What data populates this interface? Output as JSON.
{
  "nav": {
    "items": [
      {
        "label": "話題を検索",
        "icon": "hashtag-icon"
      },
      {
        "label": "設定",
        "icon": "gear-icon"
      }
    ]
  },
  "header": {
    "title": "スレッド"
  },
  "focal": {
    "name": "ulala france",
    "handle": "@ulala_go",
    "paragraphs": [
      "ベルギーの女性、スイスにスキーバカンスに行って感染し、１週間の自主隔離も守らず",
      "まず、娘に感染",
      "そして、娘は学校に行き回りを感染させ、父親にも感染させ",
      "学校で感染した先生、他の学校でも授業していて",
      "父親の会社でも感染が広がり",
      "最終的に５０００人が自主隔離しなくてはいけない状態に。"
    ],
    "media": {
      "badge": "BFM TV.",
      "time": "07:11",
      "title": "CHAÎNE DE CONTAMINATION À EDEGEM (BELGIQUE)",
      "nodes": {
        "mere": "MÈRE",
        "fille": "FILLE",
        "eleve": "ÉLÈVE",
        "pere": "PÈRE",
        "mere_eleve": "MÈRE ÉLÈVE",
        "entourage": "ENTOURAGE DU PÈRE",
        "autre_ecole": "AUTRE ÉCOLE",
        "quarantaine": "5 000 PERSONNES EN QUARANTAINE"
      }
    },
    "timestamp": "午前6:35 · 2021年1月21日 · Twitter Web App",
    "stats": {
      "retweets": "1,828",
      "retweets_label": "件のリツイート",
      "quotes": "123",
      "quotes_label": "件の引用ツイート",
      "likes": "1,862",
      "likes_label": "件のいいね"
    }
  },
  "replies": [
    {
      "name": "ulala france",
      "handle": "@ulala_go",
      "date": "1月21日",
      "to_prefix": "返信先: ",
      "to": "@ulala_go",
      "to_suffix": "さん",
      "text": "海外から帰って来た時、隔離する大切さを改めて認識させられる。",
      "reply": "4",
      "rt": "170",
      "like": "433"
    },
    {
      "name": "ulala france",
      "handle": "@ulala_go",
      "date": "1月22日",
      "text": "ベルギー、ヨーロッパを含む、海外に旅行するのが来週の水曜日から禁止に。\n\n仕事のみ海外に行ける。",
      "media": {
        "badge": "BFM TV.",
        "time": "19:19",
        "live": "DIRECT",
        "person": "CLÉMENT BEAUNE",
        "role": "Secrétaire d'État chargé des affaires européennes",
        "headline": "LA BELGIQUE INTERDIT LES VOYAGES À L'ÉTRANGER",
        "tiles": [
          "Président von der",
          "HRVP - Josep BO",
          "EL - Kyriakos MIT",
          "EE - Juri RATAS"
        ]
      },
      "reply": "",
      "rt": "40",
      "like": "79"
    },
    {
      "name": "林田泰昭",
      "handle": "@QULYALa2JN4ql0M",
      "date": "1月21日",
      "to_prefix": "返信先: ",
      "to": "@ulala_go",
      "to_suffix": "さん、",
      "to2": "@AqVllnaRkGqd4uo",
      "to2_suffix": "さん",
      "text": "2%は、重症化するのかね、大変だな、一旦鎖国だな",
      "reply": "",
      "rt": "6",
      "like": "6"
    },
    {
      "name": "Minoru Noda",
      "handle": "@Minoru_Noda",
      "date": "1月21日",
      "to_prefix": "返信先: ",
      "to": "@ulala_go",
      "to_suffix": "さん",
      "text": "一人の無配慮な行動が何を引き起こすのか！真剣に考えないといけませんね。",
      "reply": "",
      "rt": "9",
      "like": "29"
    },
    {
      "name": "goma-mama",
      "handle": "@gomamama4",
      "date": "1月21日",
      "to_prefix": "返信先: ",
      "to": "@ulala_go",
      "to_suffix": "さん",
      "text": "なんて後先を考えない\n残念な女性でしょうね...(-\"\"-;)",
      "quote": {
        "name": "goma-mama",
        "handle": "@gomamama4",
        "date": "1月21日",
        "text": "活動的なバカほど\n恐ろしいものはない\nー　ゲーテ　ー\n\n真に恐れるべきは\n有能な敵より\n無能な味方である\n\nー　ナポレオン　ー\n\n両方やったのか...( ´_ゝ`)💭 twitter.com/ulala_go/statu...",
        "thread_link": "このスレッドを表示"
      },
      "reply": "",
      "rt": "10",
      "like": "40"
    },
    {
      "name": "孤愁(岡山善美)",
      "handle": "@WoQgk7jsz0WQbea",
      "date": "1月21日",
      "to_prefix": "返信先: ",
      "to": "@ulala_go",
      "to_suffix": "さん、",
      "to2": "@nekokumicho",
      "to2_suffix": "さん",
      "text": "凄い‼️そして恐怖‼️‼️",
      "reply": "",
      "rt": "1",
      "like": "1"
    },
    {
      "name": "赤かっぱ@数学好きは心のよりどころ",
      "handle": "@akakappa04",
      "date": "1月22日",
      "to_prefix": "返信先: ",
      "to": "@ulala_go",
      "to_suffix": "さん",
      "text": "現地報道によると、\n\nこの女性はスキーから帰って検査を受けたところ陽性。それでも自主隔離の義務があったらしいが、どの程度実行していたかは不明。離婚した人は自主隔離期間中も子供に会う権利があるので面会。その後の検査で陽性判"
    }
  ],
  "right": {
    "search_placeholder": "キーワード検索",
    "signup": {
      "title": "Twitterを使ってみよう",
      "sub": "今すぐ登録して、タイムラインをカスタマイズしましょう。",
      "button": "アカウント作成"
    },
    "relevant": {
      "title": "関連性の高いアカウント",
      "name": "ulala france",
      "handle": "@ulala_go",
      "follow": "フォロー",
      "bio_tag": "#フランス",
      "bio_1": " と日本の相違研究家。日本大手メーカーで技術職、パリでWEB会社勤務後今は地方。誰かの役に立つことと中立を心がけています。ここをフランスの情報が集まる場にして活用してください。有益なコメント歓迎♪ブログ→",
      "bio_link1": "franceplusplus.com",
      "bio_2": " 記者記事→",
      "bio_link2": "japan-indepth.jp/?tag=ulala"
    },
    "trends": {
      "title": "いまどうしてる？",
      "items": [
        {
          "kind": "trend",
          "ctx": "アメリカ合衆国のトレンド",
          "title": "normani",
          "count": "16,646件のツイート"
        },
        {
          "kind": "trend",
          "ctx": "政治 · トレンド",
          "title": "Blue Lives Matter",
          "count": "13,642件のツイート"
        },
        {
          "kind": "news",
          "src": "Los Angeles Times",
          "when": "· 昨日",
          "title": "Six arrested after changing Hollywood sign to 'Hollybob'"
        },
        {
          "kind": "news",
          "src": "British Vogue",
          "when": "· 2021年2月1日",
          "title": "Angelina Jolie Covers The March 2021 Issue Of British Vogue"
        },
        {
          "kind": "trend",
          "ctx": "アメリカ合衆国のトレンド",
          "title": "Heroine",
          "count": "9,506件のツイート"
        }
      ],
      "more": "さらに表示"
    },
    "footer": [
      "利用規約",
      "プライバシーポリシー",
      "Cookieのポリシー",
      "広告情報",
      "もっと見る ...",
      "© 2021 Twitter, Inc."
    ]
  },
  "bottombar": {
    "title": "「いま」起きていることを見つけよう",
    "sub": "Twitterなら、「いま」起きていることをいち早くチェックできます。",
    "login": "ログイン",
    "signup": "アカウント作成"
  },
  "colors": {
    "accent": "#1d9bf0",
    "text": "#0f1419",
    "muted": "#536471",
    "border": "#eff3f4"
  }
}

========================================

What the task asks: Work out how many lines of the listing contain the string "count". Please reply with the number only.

Your solution: 3